If the setting and the heroes are unusual for a sci-fi movie, "Attack the Block" is also remarkable for several other features. It stars Jodie Whittaker, who went on to become the first female "Doctor Who," and gave John Boyega his film debut. Then aged 18, he commands the screen as Moses, the charismatic gang leader whose hardman posturing belies a very sad and neglected home life. The film also featured some striking creature design. Which brings us to the real subject of this article! Where did the inspiration come from?

What inspired the creature design in Attack the Block?

In the video arcade heyday of the standup cabinet, games like "Joust," "Pacman," and "Donkey Kong," stood side-by-side in dark rooms filled with the overlapping crackle of crude sound effects and 8-bit tunes, funky with the smell of hot carpet, overloaded electric sockets, stale cigarette butts, and well-chewed bubblegum. The artwork on the side of the cabinets ranged from rudimentary to iconic, and one always captured my imagination more than all the others: "Space Invaders."

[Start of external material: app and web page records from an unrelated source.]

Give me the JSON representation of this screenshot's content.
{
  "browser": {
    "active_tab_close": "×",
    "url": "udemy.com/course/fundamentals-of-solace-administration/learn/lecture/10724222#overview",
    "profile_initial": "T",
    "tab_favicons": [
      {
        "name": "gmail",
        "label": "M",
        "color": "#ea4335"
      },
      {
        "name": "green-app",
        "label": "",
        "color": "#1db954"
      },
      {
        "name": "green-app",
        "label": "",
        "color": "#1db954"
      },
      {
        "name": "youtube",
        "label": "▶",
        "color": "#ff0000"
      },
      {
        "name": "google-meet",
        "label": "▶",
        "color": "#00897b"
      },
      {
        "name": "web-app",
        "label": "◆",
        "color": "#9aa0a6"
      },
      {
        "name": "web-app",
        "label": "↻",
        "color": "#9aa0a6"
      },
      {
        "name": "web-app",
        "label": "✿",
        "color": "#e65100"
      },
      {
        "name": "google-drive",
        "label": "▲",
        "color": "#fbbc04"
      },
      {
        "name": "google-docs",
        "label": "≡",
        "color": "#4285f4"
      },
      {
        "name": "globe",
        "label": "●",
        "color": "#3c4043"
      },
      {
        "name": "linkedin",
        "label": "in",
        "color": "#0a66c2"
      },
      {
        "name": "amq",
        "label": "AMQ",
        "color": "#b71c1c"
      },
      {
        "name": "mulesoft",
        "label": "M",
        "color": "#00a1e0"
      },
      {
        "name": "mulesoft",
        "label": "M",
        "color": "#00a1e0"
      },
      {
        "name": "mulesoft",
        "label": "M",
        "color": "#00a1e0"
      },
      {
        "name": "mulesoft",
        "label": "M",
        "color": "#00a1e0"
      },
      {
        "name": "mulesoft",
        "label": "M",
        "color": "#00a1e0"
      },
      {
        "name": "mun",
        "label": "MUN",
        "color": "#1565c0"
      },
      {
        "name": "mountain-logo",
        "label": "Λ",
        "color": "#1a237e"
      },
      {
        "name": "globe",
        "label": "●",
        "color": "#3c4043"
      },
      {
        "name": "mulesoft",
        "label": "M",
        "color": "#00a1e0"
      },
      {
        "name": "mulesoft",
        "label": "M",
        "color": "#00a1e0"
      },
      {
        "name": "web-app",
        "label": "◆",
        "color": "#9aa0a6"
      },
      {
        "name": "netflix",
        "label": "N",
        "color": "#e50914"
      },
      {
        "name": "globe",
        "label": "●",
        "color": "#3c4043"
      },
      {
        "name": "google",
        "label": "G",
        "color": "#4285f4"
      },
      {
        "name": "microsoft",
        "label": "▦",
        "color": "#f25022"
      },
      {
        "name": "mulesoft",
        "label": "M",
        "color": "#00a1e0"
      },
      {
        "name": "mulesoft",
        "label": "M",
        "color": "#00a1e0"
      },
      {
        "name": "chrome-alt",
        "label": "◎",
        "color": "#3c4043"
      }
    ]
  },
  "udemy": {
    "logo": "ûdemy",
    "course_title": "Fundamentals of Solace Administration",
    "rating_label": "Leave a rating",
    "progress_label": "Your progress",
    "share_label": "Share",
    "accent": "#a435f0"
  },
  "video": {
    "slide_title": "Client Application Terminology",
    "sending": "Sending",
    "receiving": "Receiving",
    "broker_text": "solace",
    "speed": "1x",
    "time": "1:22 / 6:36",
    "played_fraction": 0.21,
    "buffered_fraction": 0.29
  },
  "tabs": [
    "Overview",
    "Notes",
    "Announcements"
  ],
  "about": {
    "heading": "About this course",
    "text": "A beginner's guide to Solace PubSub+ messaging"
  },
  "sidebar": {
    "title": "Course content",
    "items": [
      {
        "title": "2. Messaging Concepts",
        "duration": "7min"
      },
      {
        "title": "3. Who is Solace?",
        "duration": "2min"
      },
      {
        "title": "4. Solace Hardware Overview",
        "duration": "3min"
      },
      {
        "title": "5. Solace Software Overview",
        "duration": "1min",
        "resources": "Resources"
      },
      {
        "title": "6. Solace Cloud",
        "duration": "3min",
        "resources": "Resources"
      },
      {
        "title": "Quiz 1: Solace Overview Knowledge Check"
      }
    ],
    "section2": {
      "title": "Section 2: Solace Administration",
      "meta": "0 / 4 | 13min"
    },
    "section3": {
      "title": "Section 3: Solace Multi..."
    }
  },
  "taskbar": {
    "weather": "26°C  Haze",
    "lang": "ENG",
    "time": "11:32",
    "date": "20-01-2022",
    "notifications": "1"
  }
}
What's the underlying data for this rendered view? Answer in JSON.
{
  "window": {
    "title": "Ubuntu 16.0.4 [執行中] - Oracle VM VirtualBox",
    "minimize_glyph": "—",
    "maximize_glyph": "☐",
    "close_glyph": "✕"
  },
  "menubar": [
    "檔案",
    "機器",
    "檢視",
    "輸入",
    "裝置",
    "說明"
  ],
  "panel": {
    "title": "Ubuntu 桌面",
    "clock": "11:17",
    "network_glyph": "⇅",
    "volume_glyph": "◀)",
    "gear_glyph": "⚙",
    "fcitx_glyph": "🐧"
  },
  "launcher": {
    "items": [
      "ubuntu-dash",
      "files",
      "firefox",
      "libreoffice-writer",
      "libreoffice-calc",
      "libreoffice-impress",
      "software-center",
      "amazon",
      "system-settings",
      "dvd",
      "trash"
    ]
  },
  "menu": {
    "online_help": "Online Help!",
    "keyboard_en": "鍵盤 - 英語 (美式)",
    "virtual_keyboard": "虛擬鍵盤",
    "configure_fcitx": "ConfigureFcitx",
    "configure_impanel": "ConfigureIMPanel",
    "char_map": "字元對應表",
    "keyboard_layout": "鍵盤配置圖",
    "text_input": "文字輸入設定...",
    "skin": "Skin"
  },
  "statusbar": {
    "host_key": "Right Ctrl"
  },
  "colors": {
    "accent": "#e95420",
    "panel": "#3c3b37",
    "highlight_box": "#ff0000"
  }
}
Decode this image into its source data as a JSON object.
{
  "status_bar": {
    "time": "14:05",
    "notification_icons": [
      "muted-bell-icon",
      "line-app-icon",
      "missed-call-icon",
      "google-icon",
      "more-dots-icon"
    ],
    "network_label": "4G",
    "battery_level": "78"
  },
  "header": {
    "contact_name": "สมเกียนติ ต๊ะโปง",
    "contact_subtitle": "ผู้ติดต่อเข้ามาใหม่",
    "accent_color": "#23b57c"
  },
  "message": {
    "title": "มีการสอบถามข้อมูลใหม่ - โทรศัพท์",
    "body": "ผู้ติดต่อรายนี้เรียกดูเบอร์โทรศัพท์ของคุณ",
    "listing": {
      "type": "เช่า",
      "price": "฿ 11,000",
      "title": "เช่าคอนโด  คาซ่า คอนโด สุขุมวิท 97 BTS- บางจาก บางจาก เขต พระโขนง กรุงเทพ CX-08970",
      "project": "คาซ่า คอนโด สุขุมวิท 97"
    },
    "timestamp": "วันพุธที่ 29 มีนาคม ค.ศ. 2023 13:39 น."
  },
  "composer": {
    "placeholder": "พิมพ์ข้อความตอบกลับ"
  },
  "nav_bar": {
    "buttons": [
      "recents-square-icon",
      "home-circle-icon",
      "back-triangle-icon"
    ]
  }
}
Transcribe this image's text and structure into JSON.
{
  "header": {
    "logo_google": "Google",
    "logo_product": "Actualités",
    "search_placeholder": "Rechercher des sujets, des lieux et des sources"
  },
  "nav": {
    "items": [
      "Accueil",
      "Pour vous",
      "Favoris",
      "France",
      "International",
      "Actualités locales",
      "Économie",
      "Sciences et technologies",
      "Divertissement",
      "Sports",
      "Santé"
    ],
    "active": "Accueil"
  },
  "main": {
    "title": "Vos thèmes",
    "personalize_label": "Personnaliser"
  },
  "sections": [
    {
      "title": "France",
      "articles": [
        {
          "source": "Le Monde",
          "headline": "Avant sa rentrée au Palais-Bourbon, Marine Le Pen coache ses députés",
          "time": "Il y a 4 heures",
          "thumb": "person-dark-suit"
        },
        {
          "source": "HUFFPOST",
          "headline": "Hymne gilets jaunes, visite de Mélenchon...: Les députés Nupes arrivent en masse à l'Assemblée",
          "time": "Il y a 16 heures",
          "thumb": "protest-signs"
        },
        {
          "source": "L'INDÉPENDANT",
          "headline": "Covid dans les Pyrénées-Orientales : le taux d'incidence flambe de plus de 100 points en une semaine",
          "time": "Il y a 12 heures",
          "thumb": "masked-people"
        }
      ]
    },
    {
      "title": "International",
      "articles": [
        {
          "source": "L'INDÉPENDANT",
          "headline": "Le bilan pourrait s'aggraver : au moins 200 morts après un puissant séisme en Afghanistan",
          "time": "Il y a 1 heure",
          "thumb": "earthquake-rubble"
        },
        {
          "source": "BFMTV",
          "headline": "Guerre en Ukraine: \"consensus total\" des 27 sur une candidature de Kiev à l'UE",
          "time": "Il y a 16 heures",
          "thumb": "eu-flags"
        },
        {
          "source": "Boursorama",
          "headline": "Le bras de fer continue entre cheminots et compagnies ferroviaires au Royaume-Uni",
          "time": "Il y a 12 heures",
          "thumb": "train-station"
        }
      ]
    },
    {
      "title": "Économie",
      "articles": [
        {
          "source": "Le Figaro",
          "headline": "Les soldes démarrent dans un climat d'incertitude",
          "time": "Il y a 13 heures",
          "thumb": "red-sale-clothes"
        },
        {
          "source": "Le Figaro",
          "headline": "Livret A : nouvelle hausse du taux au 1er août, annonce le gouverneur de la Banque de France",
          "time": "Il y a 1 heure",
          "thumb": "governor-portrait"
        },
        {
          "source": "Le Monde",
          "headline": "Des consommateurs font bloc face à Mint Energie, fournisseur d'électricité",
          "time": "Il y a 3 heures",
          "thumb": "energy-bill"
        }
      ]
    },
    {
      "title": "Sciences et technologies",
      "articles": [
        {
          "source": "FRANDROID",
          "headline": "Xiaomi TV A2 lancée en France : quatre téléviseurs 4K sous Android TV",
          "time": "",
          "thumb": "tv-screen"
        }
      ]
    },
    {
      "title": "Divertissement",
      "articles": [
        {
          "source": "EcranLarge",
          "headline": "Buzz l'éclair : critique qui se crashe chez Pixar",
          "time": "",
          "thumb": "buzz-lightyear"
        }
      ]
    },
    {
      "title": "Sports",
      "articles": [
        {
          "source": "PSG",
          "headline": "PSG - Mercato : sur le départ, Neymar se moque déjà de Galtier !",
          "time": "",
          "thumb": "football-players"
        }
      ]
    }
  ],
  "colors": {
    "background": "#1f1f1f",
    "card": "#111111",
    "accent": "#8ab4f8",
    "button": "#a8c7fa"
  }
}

Set against a dark blue background, it showed the crater-pocked surface of an alien planet, with a menacing humanoid creature stomping its way threateningly towards to viewer, furry shoulders bunched and claws ready to strike. The most remarkable aspect of the image was how little detail it provided. The jagged outline gave the impression of very coarse fur, but aside from its pointed ears and glowing white eyes, it was completely blank, a deep featureless black.

It was this image that provided Cornish with one of several inspirations for the creature design in "Attack the Block" (via Vice):

"The idea for them being ultra-black came from my black cat. They look really beautiful when they're backlit, just like silhouettes. So we had people in suits and rubbed out all the reflections, so it was just a black shadow. In the '80s, the old Space Invaders video game in arcades had an illustration of the aliens and even though they're standing on two legs they're just silhouettes. So yeah, it was just sort of keeping my eyes and ears open and gathering influences and that sort of idea forming."

He explained further in Complex:

"We tried to make something that purposely lacked detail. Lots of CGI monsters are obsessed with surface detail, and making everything super realistic, which is weird to me when aliens aren't necessarily real... So we kind of tried to take away detail, and make them interesting because there wasn't that much to look at. Your brain has to fill in the blanks with my creatures. All you can see is this fur-line, and you can feel this alarming, rapid-moving, deep, deep blackness."

A clever mix of special effect techniques

The creature design is incredibly striking, a combination of physical man-in-a-monster suit, CG, animatronic effects, and rotoscoping. As Cornish said in another interview with Wired:

"We ended up using this hopefully quite innovative technique... based on memories of rotoscope. When I was a kid I went to see Ralph Bakshi's "Lord of the Rings" and I went to see an exhibition about it on a barge in the Thames and it showed how rotoscope worked. They shot live action on an empty set, then they paint over the live action and it becomes like an old version of motion capture. And I thought, well they've never blended that with actual live action actors before. And that's kind of what we're doing with lots of other enhancements, but I think it is a visual technique that I don't think anyone's tried before."

The man in the alien suit was Terry Notary, best known for his work playing animals and creatures. As Alex Esmail said in Vice:

"It's absolutely insane. The guy who wears the suit, Terry Notary, is an absolute legend. It was genuinely scary. It wasn't just a dude in a bright green suit that's got to have effects put on it. The suit was really big, black and furry and the head had glowing green sharp a*** teeth on it. In real life it looked like what it is."

With his relatively low budget, a clever mix of techniques, and a range of influences from old video game art to household pets, Cornish managed to create one of the most memorable screen aliens of the 21st century to date.